*** Recorded information Section Begins ***

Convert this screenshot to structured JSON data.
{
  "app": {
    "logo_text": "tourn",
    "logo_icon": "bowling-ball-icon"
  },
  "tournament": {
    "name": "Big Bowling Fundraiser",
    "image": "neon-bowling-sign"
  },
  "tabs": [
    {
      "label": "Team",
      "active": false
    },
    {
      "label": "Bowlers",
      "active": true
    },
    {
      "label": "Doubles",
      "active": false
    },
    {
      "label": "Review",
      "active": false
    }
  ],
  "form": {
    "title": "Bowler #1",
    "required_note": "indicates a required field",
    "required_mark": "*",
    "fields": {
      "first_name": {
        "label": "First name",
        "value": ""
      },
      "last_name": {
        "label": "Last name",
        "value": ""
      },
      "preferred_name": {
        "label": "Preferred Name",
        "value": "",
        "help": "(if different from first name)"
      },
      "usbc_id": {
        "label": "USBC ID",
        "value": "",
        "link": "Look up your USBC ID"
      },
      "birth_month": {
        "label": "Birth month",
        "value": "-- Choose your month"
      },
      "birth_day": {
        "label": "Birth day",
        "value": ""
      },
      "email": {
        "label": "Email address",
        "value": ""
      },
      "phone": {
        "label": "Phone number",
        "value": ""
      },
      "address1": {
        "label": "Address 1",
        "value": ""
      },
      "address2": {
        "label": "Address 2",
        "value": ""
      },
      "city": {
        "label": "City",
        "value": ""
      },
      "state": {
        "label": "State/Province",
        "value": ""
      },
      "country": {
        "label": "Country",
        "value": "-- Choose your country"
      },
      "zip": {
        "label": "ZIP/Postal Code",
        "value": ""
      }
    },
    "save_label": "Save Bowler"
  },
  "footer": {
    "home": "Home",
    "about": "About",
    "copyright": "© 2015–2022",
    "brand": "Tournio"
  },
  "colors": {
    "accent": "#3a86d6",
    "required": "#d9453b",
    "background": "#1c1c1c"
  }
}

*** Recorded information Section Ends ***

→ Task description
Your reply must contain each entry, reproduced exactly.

→ Exercise solution
Convert this screenshot to structured JSON data.
{
  "app": {
    "logo_text": "tourn",
    "logo_icon": "bowling-ball-icon"
  },
  "tournament": {
    "name": "Big Bowling Fundraiser",
    "image": "neon-bowling-sign"
  },
  "tabs": [
    {
      "label": "Team",
      "active": false
    },
    {
      "label": "Bowlers",
      "active": true
    },
    {
      "label": "Doubles",
      "active": false
    },
    {
      "label": "Review",
      "active": false
    }
  ],
  "form": {
    "title": "Bowler #1",
    "required_note": "indicates a required field",
    "required_mark": "*",
    "fields": {
      "first_name": {
        "label": "First name",
        "value": ""
      },
      "last_name": {
        "label": "Last name",
        "value": ""
      },
      "preferred_name": {
        "label": "Preferred Name",
        "value": "",
        "help": "(if different from first name)"
      },
      "usbc_id": {
        "label": "USBC ID",
        "value": "",
        "link": "Look up your USBC ID"
      },
      "birth_month": {
        "label": "Birth month",
        "value": "-- Choose your month"
      },
      "birth_day": {
        "label": "Birth day",
        "value": ""
      },
      "email": {
        "label": "Email address",
        "value": ""
      },
      "phone": {
        "label": "Phone number",
        "value": ""
      },
      "address1": {
        "label": "Address 1",
        "value": ""
      },
      "address2": {
        "label": "Address 2",
        "value": ""
      },
      "city": {
        "label": "City",
        "value": ""
      },
      "state": {
        "label": "State/Province",
        "value": ""
      },
      "country": {
        "label": "Country",
        "value": "-- Choose your country"
      },
      "zip": {
        "label": "ZIP/Postal Code",
        "value": ""
      }
    },
    "save_label": "Save Bowler"
  },
  "footer": {
    "home": "Home",
    "about": "About",
    "copyright": "© 2015–2022",
    "brand": "Tournio"
  },
  "colors": {
    "accent": "#3a86d6",
    "required": "#d9453b",
    "background": "#1c1c1c"
  }
}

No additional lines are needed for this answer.